**Interface dataset entries**
=== Begin Enclosure ===
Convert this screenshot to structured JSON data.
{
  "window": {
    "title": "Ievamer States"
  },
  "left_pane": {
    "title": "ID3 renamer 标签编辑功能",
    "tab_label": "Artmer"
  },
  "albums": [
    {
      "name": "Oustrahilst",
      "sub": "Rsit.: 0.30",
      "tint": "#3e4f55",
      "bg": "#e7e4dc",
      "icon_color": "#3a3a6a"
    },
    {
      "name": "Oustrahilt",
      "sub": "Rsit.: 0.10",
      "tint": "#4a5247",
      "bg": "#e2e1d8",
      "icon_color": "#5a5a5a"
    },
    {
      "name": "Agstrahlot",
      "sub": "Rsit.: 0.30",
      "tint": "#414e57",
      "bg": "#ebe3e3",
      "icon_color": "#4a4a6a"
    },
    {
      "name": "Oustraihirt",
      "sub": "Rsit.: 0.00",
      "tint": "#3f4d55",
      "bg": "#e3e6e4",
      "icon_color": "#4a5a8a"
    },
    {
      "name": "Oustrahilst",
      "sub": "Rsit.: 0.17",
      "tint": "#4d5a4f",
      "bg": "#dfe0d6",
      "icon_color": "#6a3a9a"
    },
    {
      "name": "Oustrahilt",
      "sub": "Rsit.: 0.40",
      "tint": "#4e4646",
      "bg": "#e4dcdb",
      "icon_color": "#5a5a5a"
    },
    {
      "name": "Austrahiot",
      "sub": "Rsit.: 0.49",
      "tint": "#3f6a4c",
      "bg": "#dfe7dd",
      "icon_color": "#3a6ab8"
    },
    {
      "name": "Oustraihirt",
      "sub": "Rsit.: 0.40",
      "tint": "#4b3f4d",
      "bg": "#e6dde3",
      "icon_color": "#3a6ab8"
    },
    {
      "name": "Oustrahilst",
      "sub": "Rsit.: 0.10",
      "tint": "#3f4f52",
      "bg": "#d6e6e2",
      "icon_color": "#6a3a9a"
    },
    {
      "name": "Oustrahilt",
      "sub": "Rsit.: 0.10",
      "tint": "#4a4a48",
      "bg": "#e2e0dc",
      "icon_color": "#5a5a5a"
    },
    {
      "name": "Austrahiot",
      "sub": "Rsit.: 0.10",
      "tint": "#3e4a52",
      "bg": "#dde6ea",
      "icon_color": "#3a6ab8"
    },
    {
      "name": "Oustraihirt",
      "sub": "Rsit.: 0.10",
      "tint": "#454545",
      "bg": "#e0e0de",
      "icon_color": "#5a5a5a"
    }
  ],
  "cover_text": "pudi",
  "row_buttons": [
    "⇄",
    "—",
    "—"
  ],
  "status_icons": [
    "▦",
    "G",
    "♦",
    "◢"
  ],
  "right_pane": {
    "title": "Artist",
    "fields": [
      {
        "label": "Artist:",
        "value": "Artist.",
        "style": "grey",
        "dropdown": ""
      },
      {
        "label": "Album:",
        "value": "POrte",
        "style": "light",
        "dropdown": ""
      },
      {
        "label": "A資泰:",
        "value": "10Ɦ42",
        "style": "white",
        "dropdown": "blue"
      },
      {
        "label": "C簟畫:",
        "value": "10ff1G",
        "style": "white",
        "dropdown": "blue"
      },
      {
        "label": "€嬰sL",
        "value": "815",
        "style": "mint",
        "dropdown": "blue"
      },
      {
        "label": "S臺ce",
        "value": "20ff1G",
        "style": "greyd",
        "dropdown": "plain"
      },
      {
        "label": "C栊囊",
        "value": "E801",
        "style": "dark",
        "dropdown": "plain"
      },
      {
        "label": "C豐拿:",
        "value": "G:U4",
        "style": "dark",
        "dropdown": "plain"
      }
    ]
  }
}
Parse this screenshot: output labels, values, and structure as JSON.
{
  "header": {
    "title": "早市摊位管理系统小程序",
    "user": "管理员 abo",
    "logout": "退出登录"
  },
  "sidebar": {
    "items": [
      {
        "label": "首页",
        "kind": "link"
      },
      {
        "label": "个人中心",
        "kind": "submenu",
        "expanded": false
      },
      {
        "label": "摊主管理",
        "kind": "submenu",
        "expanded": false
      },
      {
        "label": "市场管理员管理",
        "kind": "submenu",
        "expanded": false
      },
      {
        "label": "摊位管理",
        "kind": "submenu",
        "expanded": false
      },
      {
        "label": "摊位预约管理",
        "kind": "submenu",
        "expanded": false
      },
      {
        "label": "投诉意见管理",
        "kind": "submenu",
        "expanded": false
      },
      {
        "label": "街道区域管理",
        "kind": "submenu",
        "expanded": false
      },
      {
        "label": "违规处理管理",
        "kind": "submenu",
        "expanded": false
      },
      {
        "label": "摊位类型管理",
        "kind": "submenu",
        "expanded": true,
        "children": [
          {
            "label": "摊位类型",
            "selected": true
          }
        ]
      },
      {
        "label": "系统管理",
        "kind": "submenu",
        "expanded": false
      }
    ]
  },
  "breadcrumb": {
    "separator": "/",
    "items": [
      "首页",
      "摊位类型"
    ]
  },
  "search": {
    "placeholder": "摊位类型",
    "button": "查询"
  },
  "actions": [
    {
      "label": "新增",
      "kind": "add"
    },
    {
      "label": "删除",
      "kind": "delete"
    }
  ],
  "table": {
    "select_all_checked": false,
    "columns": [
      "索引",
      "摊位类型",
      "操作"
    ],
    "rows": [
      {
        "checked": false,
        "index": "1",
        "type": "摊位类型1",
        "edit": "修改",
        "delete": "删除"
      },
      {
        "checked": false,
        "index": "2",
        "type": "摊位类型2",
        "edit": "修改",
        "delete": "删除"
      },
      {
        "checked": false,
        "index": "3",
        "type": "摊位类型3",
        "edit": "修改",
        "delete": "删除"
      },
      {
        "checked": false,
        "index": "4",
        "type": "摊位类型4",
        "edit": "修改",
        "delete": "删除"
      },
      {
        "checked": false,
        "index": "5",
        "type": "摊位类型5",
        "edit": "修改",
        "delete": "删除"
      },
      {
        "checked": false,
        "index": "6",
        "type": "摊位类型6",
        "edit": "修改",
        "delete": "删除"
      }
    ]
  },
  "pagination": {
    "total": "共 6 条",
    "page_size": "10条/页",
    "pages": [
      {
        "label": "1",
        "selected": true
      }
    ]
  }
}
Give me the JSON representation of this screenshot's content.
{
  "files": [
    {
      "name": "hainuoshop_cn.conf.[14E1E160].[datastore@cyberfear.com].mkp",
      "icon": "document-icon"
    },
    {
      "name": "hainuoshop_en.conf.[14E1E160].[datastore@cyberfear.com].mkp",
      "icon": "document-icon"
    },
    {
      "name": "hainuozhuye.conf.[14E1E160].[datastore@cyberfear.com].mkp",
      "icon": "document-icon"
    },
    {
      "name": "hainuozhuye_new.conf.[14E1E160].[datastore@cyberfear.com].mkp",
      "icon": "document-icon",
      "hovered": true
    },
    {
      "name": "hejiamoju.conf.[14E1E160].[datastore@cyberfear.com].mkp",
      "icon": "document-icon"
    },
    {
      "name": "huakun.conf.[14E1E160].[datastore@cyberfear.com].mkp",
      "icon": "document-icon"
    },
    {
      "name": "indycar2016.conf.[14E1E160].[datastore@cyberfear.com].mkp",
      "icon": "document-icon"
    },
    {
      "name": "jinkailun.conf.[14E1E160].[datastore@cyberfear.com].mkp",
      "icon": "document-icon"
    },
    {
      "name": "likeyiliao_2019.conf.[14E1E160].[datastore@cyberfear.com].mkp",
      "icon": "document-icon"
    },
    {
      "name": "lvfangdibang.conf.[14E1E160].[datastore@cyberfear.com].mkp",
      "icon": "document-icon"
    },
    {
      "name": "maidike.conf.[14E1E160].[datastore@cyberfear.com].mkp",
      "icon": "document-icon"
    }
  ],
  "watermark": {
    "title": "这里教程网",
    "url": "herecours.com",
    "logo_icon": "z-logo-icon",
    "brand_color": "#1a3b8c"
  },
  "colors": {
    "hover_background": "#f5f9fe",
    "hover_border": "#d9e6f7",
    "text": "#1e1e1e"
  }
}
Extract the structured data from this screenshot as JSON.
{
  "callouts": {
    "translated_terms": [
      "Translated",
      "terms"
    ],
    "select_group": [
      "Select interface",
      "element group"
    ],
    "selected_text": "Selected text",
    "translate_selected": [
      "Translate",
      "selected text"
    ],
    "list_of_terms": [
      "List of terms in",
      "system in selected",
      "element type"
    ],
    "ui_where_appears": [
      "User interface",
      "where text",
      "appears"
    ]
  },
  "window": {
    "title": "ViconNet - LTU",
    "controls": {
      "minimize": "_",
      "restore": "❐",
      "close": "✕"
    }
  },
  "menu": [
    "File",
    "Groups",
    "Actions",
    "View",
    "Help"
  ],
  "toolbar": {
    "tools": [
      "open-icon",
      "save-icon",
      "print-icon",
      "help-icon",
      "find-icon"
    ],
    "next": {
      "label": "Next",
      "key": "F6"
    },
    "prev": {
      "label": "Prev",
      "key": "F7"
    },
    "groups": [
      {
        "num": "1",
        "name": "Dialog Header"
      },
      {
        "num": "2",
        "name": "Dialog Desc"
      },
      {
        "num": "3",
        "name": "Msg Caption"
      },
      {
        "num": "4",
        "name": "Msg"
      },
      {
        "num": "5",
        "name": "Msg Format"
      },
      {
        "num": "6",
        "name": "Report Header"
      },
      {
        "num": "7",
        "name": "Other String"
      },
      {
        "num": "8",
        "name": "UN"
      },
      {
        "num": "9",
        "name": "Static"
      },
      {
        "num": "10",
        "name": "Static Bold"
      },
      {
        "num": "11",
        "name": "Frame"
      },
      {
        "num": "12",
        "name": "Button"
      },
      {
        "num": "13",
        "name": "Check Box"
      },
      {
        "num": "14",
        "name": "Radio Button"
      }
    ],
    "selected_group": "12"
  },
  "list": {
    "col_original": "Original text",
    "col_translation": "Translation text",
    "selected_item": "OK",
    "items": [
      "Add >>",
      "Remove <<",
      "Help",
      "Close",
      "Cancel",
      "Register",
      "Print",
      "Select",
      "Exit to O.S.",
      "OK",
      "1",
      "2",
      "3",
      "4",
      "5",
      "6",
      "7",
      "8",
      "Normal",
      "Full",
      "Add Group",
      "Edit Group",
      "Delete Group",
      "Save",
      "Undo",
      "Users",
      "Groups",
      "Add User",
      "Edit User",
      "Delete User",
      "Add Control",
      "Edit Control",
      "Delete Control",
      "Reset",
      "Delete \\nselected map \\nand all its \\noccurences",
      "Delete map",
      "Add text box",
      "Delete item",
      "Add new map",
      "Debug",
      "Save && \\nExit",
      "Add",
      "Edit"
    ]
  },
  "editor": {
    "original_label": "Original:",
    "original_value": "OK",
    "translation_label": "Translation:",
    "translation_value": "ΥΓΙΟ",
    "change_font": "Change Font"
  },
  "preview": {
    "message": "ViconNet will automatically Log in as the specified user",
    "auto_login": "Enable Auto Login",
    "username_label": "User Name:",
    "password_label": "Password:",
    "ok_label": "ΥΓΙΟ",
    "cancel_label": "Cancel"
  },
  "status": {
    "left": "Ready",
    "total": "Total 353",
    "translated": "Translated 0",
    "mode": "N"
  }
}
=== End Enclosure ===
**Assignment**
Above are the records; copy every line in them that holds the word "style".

**Exercise result**
        "style": "grey",
        "style": "light",
        "style": "white",
        "style": "white",
        "style": "mint",
        "style": "greyd",
        "style": "dark",
        "style": "dark",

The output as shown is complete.